Jay Jay's picture

Thanks so much for this! Been wanting to dive in and start working with Resolve. This helps!

Pascal Halmingh's picture

I've been using Resolve for the past few months and it significantly sped up my workflow. Compared to Premiere and even Final Cut it's so much faster on my little MacBook.

Motti Bembaron's picture

I would also like to get into short video making and since I am a real beginner I looked into Corel Videostudio and Hitfilm Express. Corel's product is very affordable (but not free) and looks like a very easy route if you are an absolute novice, very much like Premier Elements.

Fitfilm seems to be with a steeper learning curve but with much more to offer (I think).

I am wondering how Resolve is compared to those two I mentioned.

Pascal Halmingh's picture

If you have a Mac, iMovie is a great place to start. Otherwise perhaps something like GoPro studio (not just for GoPro stuff and they have some nice templates). Once you have figured the basics of editing in a timeline you can switch to the big boys (Premiere, Final Cut, Resolve).

Motti Bembaron's picture

I will take a look at the GoPro app, was never aware of its existence. Thank you.

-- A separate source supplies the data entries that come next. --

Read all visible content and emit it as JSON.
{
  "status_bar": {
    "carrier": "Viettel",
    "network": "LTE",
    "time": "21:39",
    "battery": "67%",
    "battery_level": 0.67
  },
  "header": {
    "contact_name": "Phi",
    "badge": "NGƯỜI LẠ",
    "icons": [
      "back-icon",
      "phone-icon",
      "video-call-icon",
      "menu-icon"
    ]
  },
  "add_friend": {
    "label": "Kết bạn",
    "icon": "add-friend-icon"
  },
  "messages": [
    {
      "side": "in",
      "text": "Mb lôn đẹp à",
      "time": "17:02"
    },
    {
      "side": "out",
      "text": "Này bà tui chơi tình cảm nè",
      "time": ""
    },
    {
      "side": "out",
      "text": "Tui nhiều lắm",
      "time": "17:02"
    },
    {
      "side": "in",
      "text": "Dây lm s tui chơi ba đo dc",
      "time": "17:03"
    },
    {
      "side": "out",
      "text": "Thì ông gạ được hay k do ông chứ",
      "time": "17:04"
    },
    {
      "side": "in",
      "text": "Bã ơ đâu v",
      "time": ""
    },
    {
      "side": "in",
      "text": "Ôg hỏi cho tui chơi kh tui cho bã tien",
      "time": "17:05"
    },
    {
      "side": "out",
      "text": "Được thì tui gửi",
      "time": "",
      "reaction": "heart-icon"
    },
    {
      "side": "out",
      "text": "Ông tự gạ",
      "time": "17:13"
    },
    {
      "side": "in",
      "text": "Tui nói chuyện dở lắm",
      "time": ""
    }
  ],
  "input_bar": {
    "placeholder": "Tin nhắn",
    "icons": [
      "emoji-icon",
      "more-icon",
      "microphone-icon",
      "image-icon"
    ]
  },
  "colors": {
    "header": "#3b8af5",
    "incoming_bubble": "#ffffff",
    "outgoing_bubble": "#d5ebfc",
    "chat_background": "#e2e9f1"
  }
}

The software time out so fast that I cannot download it - in spite of I use the Internet Download Manager :((